The same goes for sick days. While I thought maybe I had some special powers, after three years of skirting it, I recently came down with Covid. I obviously isolated as a result but I was able to work during the isolation period and continued to have mediations via Zoom. I would have otherwise had to have taken two weeks off of work.
Finally, working remotely gives us incredible opportunities for travel. My 30 year old daughter says she will never take a job that is not remote. Who could blame her. In the winters she heads to California for three months. For me, it opens up the possibility of travelling somewhere for a month and working several days of the week remotely or even working every day but being somewhere new.
The downsides to Zoom mediation are few but there are some. I do miss the personal interactions. It is not the same on Zoom. As I said above, it is intangible but no doubt it is different.
You have to be careful to make sure you indicate in your calendar which clients you are meeting in person and which by Zoom. I have had the unfortunate experience of thinking a meeting was on Zoom and deciding to work from home only to realize too late that clients were waiting for me at my office. That only needs to happen once for you to figure out a strategy to avoid a reoccurrence.
The other financial downside of Zoom is that at this point I am almost getting paid exclusively by credit card and that adds a cost. Pre-pandemic I was paid almost exclusively by check. On the other hand, these days, many people (most clients under 40) don’t even have checks.
There are the occasional technical glitches, bad reception, poor audio or video or clients who just cannot seem to get the mechanics of Zoom. But these are the exceptions and we generally make do, including one person being on the mediation by phone if necessary.
While pre-pandemic, even though it existed, if someone had tried to convince me about the benefits of Zoom, I would have likely resisted. It seemed in theory a poor substitute for in person. Having now been doing Zoom mediation for three years, I am sold and will likely keep it as a major part of my practice. When given a choice these days, I find that most clients are still opting for meeting via Zoom. If all goes well and according to plan, I may even have the pleasure of conducing my mediations from ….. Arizona, Hawaii, Alaska and beyond!
Sometimes, the relationships in our lives can become toxic over time. Whether it’s in the relationships we hold with our colleagues, our partners, our family members, or our bosses, toxicity...By Sophie Bishop

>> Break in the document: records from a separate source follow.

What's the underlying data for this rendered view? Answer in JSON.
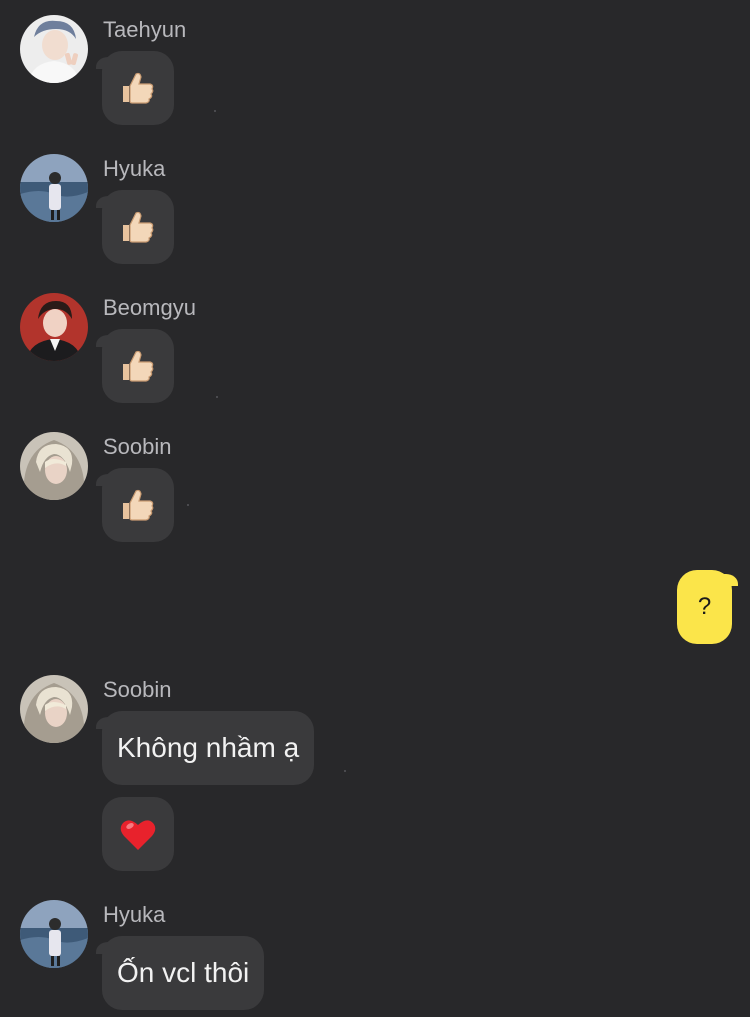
{
  "messages": [
    {
      "sender": "Taehyun",
      "content": "👍",
      "avatar_icon": "avatar-taehyun"
    },
    {
      "sender": "Hyuka",
      "content": "👍",
      "avatar_icon": "avatar-hyuka"
    },
    {
      "sender": "Beomgyu",
      "content": "👍",
      "avatar_icon": "avatar-beomgyu"
    },
    {
      "sender": "Soobin",
      "content": "👍",
      "avatar_icon": "avatar-soobin"
    },
    {
      "sender": "me",
      "text": "?"
    },
    {
      "sender": "Soobin",
      "text": "Không nhầm ạ",
      "avatar_icon": "avatar-soobin"
    },
    {
      "sender": "Soobin",
      "content": "❤️"
    },
    {
      "sender": "Hyuka",
      "text": "Ốn vcl thôi",
      "avatar_icon": "avatar-hyuka"
    }
  ],
  "colors": {
    "background": "#28282a",
    "incoming_bubble": "#3a3a3c",
    "outgoing_bubble": "#fbe54a",
    "name_text": "#b8b8bc"
  }
}
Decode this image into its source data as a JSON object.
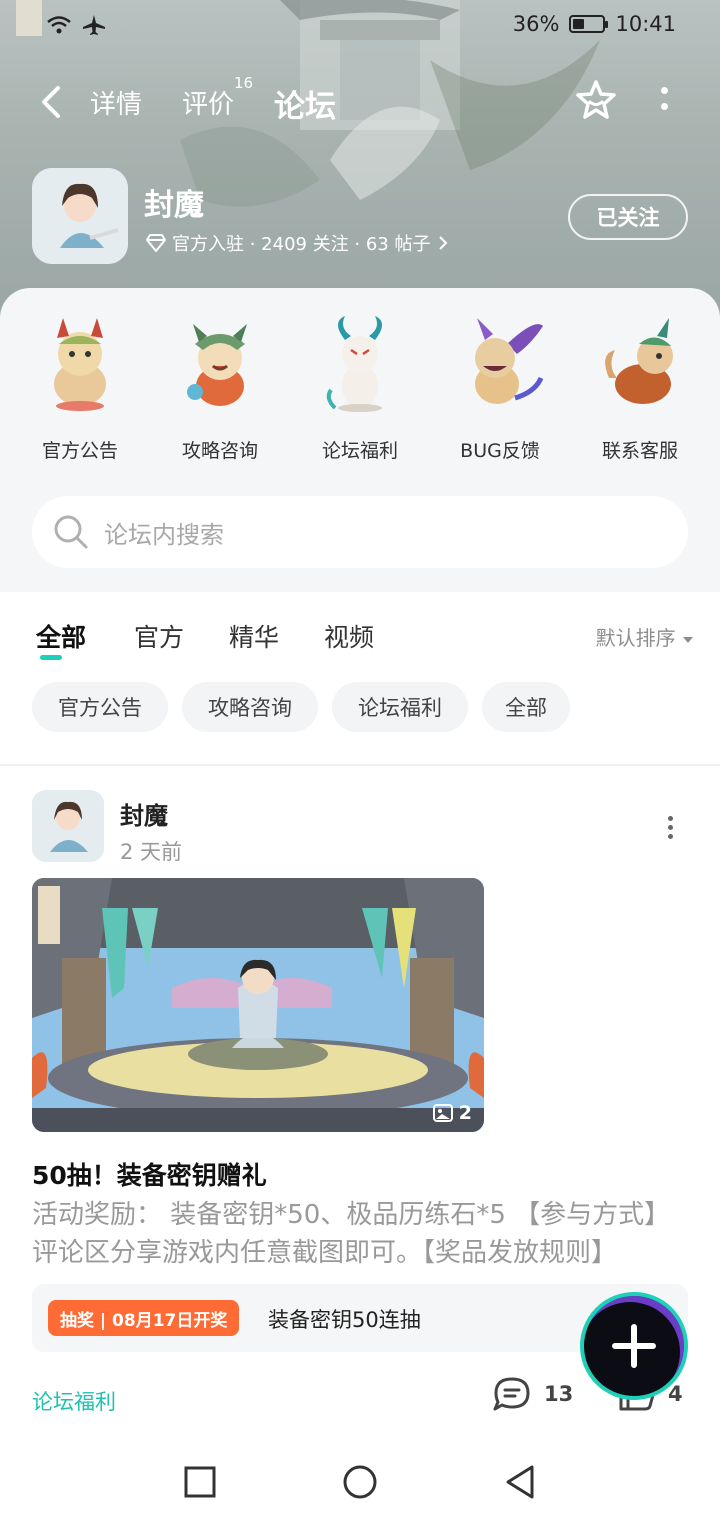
{
  "status_bar": {
    "battery": "36%",
    "battery_level": 0.36,
    "time": "10:41"
  },
  "nav": {
    "tabs": [
      {
        "label": "详情"
      },
      {
        "label": "评价",
        "badge": "16"
      },
      {
        "label": "论坛"
      }
    ],
    "active_tab": "论坛"
  },
  "game": {
    "name": "封魔",
    "meta": "官方入驻 · 2409 关注 · 63 帖子",
    "follow_label": "已关注",
    "icon_name": "game-logo-icon"
  },
  "categories": [
    {
      "label": "官方公告"
    },
    {
      "label": "攻略咨询"
    },
    {
      "label": "论坛福利"
    },
    {
      "label": "BUG反馈"
    },
    {
      "label": "联系客服"
    }
  ],
  "search": {
    "placeholder": "论坛内搜索"
  },
  "filter_tabs": [
    {
      "label": "全部"
    },
    {
      "label": "官方"
    },
    {
      "label": "精华"
    },
    {
      "label": "视频"
    }
  ],
  "sort_label": "默认排序",
  "chips": [
    {
      "label": "官方公告"
    },
    {
      "label": "攻略咨询"
    },
    {
      "label": "论坛福利"
    },
    {
      "label": "全部"
    }
  ],
  "post": {
    "author": "封魔",
    "time": "2 天前",
    "image_count": "2",
    "title": "50抽！装备密钥赠礼",
    "body": "活动奖励： 装备密钥*50、极品历练石*5 【参与方式】 评论区分享游戏内任意截图即可。【奖品发放规则】",
    "lottery_badge": "抽奖 | 08月17日开奖",
    "lottery_text": "装备密钥50连抽",
    "tag": "论坛福利",
    "comments": "13",
    "likes": "4"
  },
  "colors": {
    "accent": "#1ed0b8",
    "badge_orange": "#ff6b35",
    "tag_green": "#1ec2b0"
  }
}
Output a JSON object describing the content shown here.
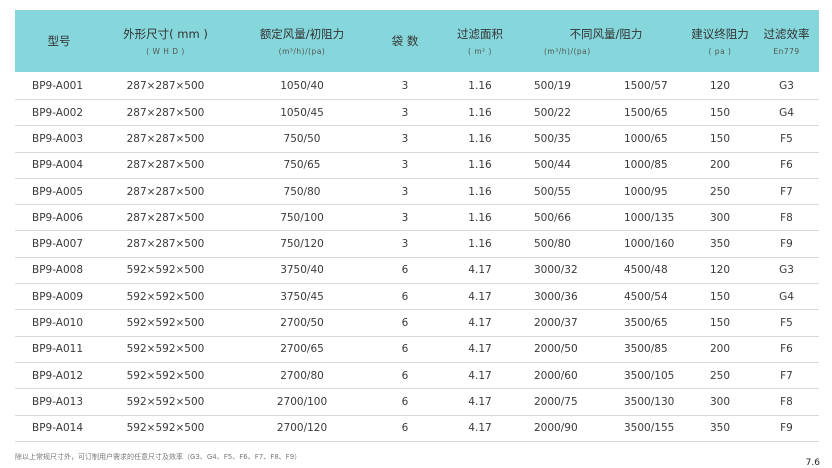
{
  "table": {
    "headers": {
      "model": "型号",
      "size": "外形尺寸( mm )",
      "size_sub": "( W H D )",
      "rated": "额定风量/初阻力",
      "rated_sub": "(m³/h)/(pa)",
      "bags": "袋 数",
      "area": "过滤面积",
      "area_sub": "( m² )",
      "diff": "不同风量/阻力",
      "diff_sub": "(m³/h)/(pa)",
      "final": "建议终阻力",
      "final_sub": "( pa )",
      "eff": "过滤效率",
      "eff_sub": "En779"
    },
    "rows": [
      {
        "model": "BP9-A001",
        "size": "287×287×500",
        "rated": "1050/40",
        "bags": "3",
        "area": "1.16",
        "d1": "500/19",
        "d2": "1500/57",
        "final": "120",
        "eff": "G3"
      },
      {
        "model": "BP9-A002",
        "size": "287×287×500",
        "rated": "1050/45",
        "bags": "3",
        "area": "1.16",
        "d1": "500/22",
        "d2": "1500/65",
        "final": "150",
        "eff": "G4"
      },
      {
        "model": "BP9-A003",
        "size": "287×287×500",
        "rated": "750/50",
        "bags": "3",
        "area": "1.16",
        "d1": "500/35",
        "d2": "1000/65",
        "final": "150",
        "eff": "F5"
      },
      {
        "model": "BP9-A004",
        "size": "287×287×500",
        "rated": "750/65",
        "bags": "3",
        "area": "1.16",
        "d1": "500/44",
        "d2": "1000/85",
        "final": "200",
        "eff": "F6"
      },
      {
        "model": "BP9-A005",
        "size": "287×287×500",
        "rated": "750/80",
        "bags": "3",
        "area": "1.16",
        "d1": "500/55",
        "d2": "1000/95",
        "final": "250",
        "eff": "F7"
      },
      {
        "model": "BP9-A006",
        "size": "287×287×500",
        "rated": "750/100",
        "bags": "3",
        "area": "1.16",
        "d1": "500/66",
        "d2": "1000/135",
        "final": "300",
        "eff": "F8"
      },
      {
        "model": "BP9-A007",
        "size": "287×287×500",
        "rated": "750/120",
        "bags": "3",
        "area": "1.16",
        "d1": "500/80",
        "d2": "1000/160",
        "final": "350",
        "eff": "F9"
      },
      {
        "model": "BP9-A008",
        "size": "592×592×500",
        "rated": "3750/40",
        "bags": "6",
        "area": "4.17",
        "d1": "3000/32",
        "d2": "4500/48",
        "final": "120",
        "eff": "G3"
      },
      {
        "model": "BP9-A009",
        "size": "592×592×500",
        "rated": "3750/45",
        "bags": "6",
        "area": "4.17",
        "d1": "3000/36",
        "d2": "4500/54",
        "final": "150",
        "eff": "G4"
      },
      {
        "model": "BP9-A010",
        "size": "592×592×500",
        "rated": "2700/50",
        "bags": "6",
        "area": "4.17",
        "d1": "2000/37",
        "d2": "3500/65",
        "final": "150",
        "eff": "F5"
      },
      {
        "model": "BP9-A011",
        "size": "592×592×500",
        "rated": "2700/65",
        "bags": "6",
        "area": "4.17",
        "d1": "2000/50",
        "d2": "3500/85",
        "final": "200",
        "eff": "F6"
      },
      {
        "model": "BP9-A012",
        "size": "592×592×500",
        "rated": "2700/80",
        "bags": "6",
        "area": "4.17",
        "d1": "2000/60",
        "d2": "3500/105",
        "final": "250",
        "eff": "F7"
      },
      {
        "model": "BP9-A013",
        "size": "592×592×500",
        "rated": "2700/100",
        "bags": "6",
        "area": "4.17",
        "d1": "2000/75",
        "d2": "3500/130",
        "final": "300",
        "eff": "F8"
      },
      {
        "model": "BP9-A014",
        "size": "592×592×500",
        "rated": "2700/120",
        "bags": "6",
        "area": "4.17",
        "d1": "2000/90",
        "d2": "3500/155",
        "final": "350",
        "eff": "F9"
      }
    ]
  },
  "footnote": "除以上常规尺寸外，可订制用户需求的任意尺寸及效率（G3、G4、F5、F6、F7、F8、F9）",
  "corner_mark": "7.6"
}
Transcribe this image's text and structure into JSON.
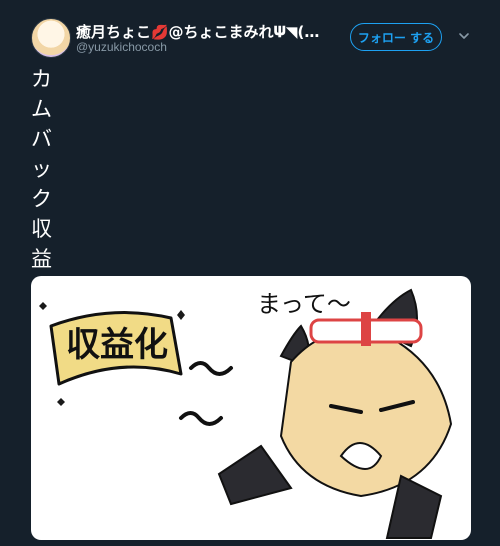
{
  "user": {
    "display_name": "癒月ちょこ",
    "display_name_suffix": "@ちょこまみれ𝚿◥(□...",
    "handle": "@yuzukichococh",
    "emoji_icon": "kiss-mark-icon"
  },
  "actions": {
    "follow_label": "フォロー する",
    "more_icon": "chevron-down-icon"
  },
  "tweet": {
    "text": "カムバック収益化"
  },
  "media": {
    "sign_text": "収益化",
    "speech_text": "まって〜"
  },
  "colors": {
    "background": "#15202b",
    "accent": "#1da1f2",
    "muted": "#8899a6"
  }
}
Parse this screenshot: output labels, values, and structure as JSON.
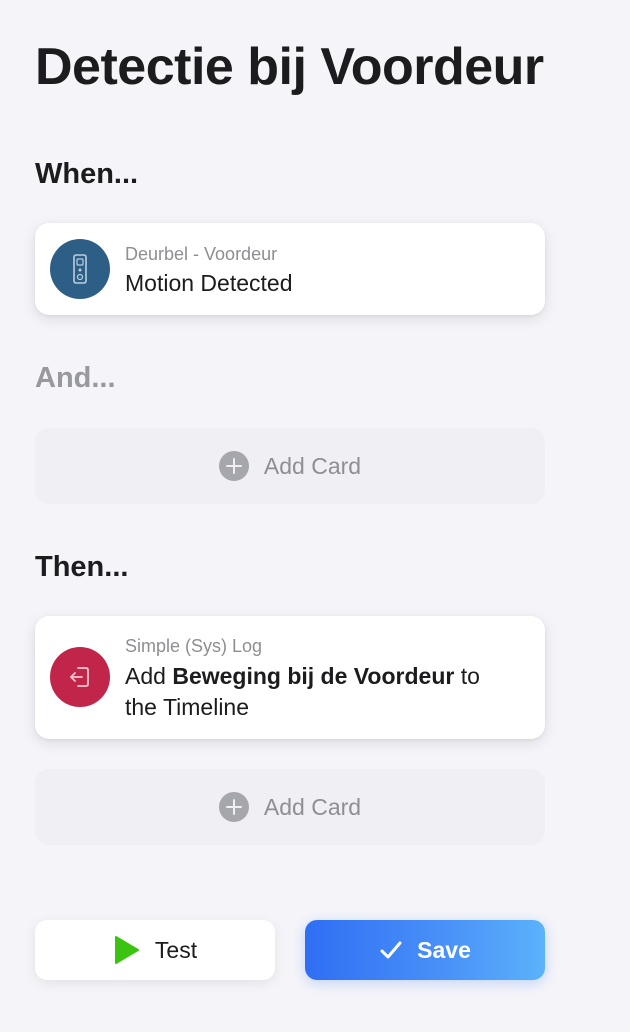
{
  "page": {
    "title": "Detectie bij Voordeur"
  },
  "sections": {
    "when_label": "When...",
    "and_label": "And...",
    "then_label": "Then..."
  },
  "when_card": {
    "subtitle": "Deurbel - Voordeur",
    "text": "Motion Detected",
    "icon": "doorbell-icon",
    "icon_color": "#2d5f86"
  },
  "and_section": {
    "add_card_label": "Add Card"
  },
  "then_card": {
    "subtitle": "Simple (Sys) Log",
    "text_prefix": "Add ",
    "text_bold": "Beweging bij de Voordeur",
    "text_suffix": " to the Timeline",
    "icon": "log-in-icon",
    "icon_color": "#c1264a"
  },
  "then_section": {
    "add_card_label": "Add Card"
  },
  "buttons": {
    "test_label": "Test",
    "save_label": "Save"
  },
  "colors": {
    "background": "#f4f4f9",
    "accent": "#2f6ef3",
    "play_green": "#3ac411"
  }
}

Kluwer Mediation Blog and Kluwer Arbitration BlogRaymond Williams, Resources of Hope (published posthumously in 1989), p. 118 I write and will upload this blog on the eve of my departure...By Ian MacDuff